The internet has impacted almost all aspects of society to the point that 3 and 4 years olds are using computers and the internet independently. The reality is that all students need to be safe in using the internet. A large step to maintaining a level of safety is for parents and teachers to be informed and teach children how to be safe.
There are many resources to provide further information; however, here are a few guidelines.
Young children should only be using the internet under supervision and with guidelines.
Young children should not be just going to the net. They may use only a specific site or sites.
Children should know what to do if they find something inappropriate.
Children should not have internet access in their bedroom. Internet access should be in open family spaces.
Parents should inform their children that they will be checking their internet activity (ie. Turning on MSN archiving) to ensure their safety.
Links to sites with more information can be found at http://del.icio.us/amboe_k/InternetSafety
Part of Internet safety includes managing our Digital Footprint and Digital Tattoo. Even as an adult, I am careful about my personal identifying information that is freely available on the web. While I am easy to contact, my home address is not findable on Google.
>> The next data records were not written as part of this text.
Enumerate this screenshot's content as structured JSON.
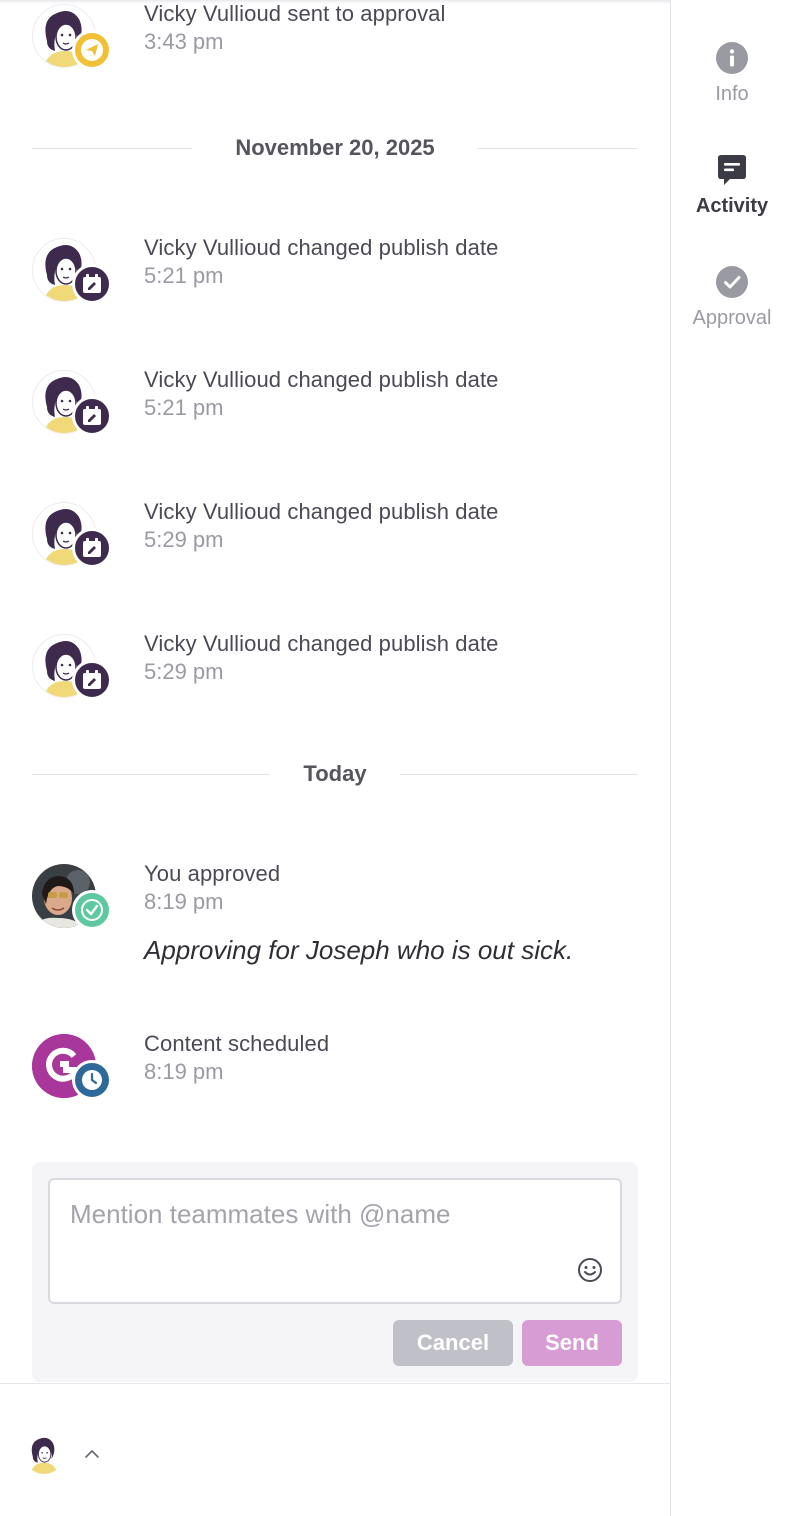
{
  "activity": {
    "first": {
      "title": "Vicky Vullioud sent to approval",
      "time": "3:43 pm",
      "badge": "send-icon",
      "badge_color": "#f2c037"
    },
    "dividers": [
      "November 20, 2025",
      "Today"
    ],
    "changes": [
      {
        "title": "Vicky Vullioud changed publish date",
        "time": "5:21 pm",
        "badge": "calendar-edit-icon"
      },
      {
        "title": "Vicky Vullioud changed publish date",
        "time": "5:21 pm",
        "badge": "calendar-edit-icon"
      },
      {
        "title": "Vicky Vullioud changed publish date",
        "time": "5:29 pm",
        "badge": "calendar-edit-icon"
      },
      {
        "title": "Vicky Vullioud changed publish date",
        "time": "5:29 pm",
        "badge": "calendar-edit-icon"
      }
    ],
    "approved": {
      "title": "You approved",
      "time": "8:19 pm",
      "comment": "Approving for Joseph who is out sick.",
      "badge": "check-icon",
      "badge_color": "#5ec9a1"
    },
    "scheduled": {
      "title": "Content scheduled",
      "time": "8:19 pm",
      "badge": "clock-icon",
      "badge_color": "#2e6a99",
      "logo_color": "#a8369b"
    }
  },
  "composer": {
    "placeholder": "Mention teammates with @name",
    "cancel_label": "Cancel",
    "send_label": "Send"
  },
  "sidebar": {
    "tabs": [
      {
        "label": "Info",
        "icon": "info-icon"
      },
      {
        "label": "Activity",
        "icon": "chat-icon",
        "active": true
      },
      {
        "label": "Approval",
        "icon": "check-circle-icon"
      }
    ]
  },
  "colors": {
    "calendar_badge": "#3d2a4d",
    "send_disabled": "#d79cd4",
    "cancel_disabled": "#c0c0c8"
  }
}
I purpose not to geo-tag photos taken at home. Before my girls were 13, if we posted a photo of them, it was tagged with my name, and my profile only allows my friends to view(not friends of friends.)
In the same way, I attempt to manage the impact the digital world has on our family. Our girls learned early on if they were watching YouTube how to stay within safe viewing content (such as Disney Channel). To prevent or eliminate if it arrives inappropriate email, I set up GMail accounts in my name, that they could use until they were 13. In addition, I have their GMail accounts set to CC me every email their receive. (My eldest is now 13 and I will remove this restriction to release control to her.)
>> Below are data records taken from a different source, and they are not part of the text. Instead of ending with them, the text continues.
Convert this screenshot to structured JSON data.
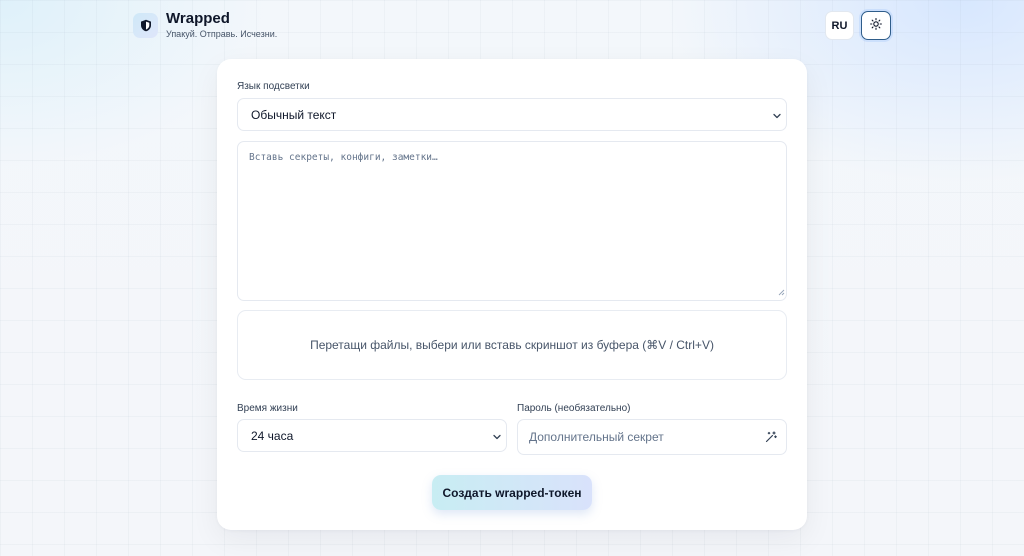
{
  "header": {
    "title": "Wrapped",
    "subtitle": "Упакуй. Отправь. Исчезни.",
    "logo_icon": "shield-icon",
    "lang_label": "RU",
    "theme_icon": "sun-icon"
  },
  "form": {
    "highlight": {
      "label": "Язык подсветки",
      "selected": "Обычный текст"
    },
    "content": {
      "placeholder": "Вставь секреты, конфиги, заметки…"
    },
    "dropzone": {
      "text": "Перетащи файлы, выбери или вставь скриншот из буфера (⌘V / Ctrl+V)"
    },
    "ttl": {
      "label": "Время жизни",
      "selected": "24 часа"
    },
    "password": {
      "label": "Пароль (необязательно)",
      "placeholder": "Дополнительный секрет",
      "generate_icon": "magic-wand-icon"
    },
    "submit_label": "Создать wrapped-токен"
  },
  "colors": {
    "accent_border": "#2f5d8a",
    "text_primary": "#0f172a",
    "text_muted": "#475569"
  }
}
Internet Safety is not about blocking, banning, preventing. It is about learning how to be a safe citizen and what to do when you don’t feel safe.
Copyright was invented to protect the author of a ‘work.’ Unfortunately, much of copyright today is just about making money for the publishers, not the inventor, creator, author, or maker. There have been several push backs to the publishers making all the money.
1. Fair Use polices – describe how materials that are copyright can still be used without paying for access / redistribution. (Wikipedia Fair Dealing by Country)
2. Self Publishing – several bands now release their music directly to iTunes instead of a record label
3. Creative Commons – creators now have the ability to CC license their work where some rights are reserved instead of all rights reserved.
I make it practice to either create my own images for my publishing, ask permission of the author, or search Creative Commons only material. I believe these are best practices to teach our students as well. It is a good process to have students try to contact the creator of an image that is ‘perfect’ for their project. Sometimes it works immediately, sometimes months, sometimes never, and sometimes the result is denial of permission. Each response is a learning opportunity.
A great resource for copyright friendly or common called copy left materials can be located http://copyrightfriendly.wikispaces.com/
As citizens our our country, we should be positive, value-adding contributors. The Read Write web has enabled every student to be a global citizen, consuming content from around the world and producing content for around the world. We should all strive to be contributors and make a positive impact on our physical and digital world.
With the ability to publish comes the responsibility to publish ethically.